Leadership transitions are about so much more than the competencies and technicalities of the role. Successfully stepping up to the mark as a new leader is about how you morph your skills and identity. In other words, the psychological factor is important. The key focus should not lie purely on what the end product needs to look like, but more so on the change process required.
Crucial to successful leadership transitions are adaptability and capability. These two factors go hand in hand; acquiring the necessary capabilities to thrive as a leader involves adapting. The word “capability” may resonate with you in the sense of experience or intellectual ability, but it isn’t just about the specific job tasks; it is about the communication and leadership skills that transcend procedural job competencies.
Capability is about producing outcomes through influence instead of getting bogged down in the technical processes. This requires a degree of social prowess, an ability to plan for the bigger picture, and superior communication skills. Becoming a leader is about managing people to effect change, something most did not have to do in their previous roles. It means becoming suddenly responsible not just for your own growth but also others’, meaning achievement is reflected in the performance of your team.
Our own research found that the ability to empower and delegate was perceived as important1. New leaders must delegate responsibility to their employees, while simultaneously holding accountability for the outcome; a fine line to walk. This brings with it a greater need for connections and social skills; relationships must actively be built and maintained, not left only to be resurrected when needed. The notion of influencing without authority is crucial here; the new-found authority that comes with the job must be handled carefully, and persuasion skills honed. Leaders must also learn to deal with the various polarities and dilemmas2, particularly in the form of conflict management and compromise.
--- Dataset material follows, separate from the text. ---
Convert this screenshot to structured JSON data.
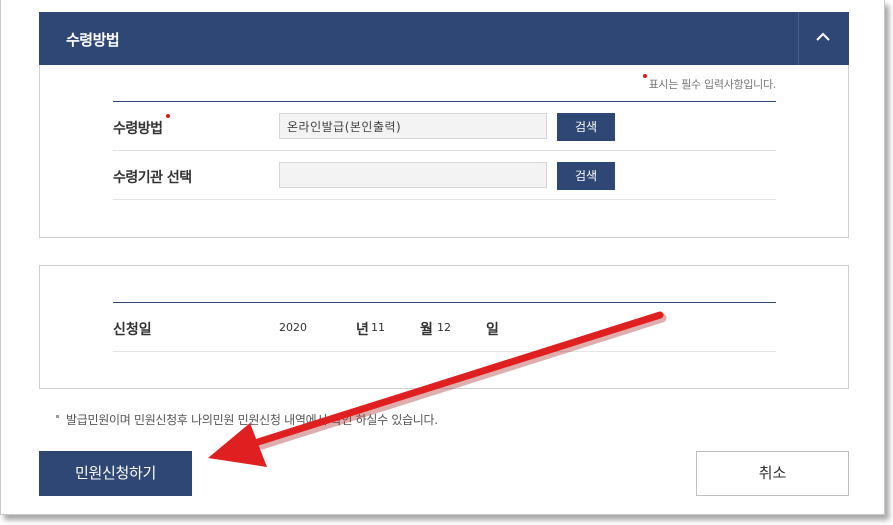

In order to develop these capabilities, new leaders must possess a learning mind-set, a crucial part of adaptability. Experience is often the best teacher, so new leaders should be afforded the opportunity to make mistakes and learn through them. In turn, learning from mistakes requires an appetite for challenge and the perception of challenges as opportunities, not threats – a characteristic of personal resilience.
The key to adaptability beyond learning mind-set and resilience is self-awareness, the ability to evaluate oneself in comparison to where you want to be. It involves knowledge of strengths and weaknesses, and being open to feedback. In this sense, new leaders will have to challenge their own beliefs, and reflect upon their repertoire of behaviours to let go of those that are no longer useful.
Here are some top tips for facilitating a smooth leadership transition:
Make use of coaches: they can provide a sounding board and source of advice for new leaders, helping them to reflect on their actions and learn quickly
Emphasise role clarity: ensure the leader knows exactly what is expected of them, and how their role will be different from their previous role
Give constructive feedback: evaluate the process as it occurs, and tell the leader what they are doing right, as well as suggesting how they can do things successfully in the future
For more information on leadership transitions check out our webinar on the topic
1. McGrane, K., & Maitland, A. (2014). Navigating Leadership Transitions. Lane4 White Paper
2. Manderscheid, S. V., & Freeman, P. D. (2012). Managing polarity, paradox, and dilemma during leader transition. European Journal of Training and Development, 36, 856-872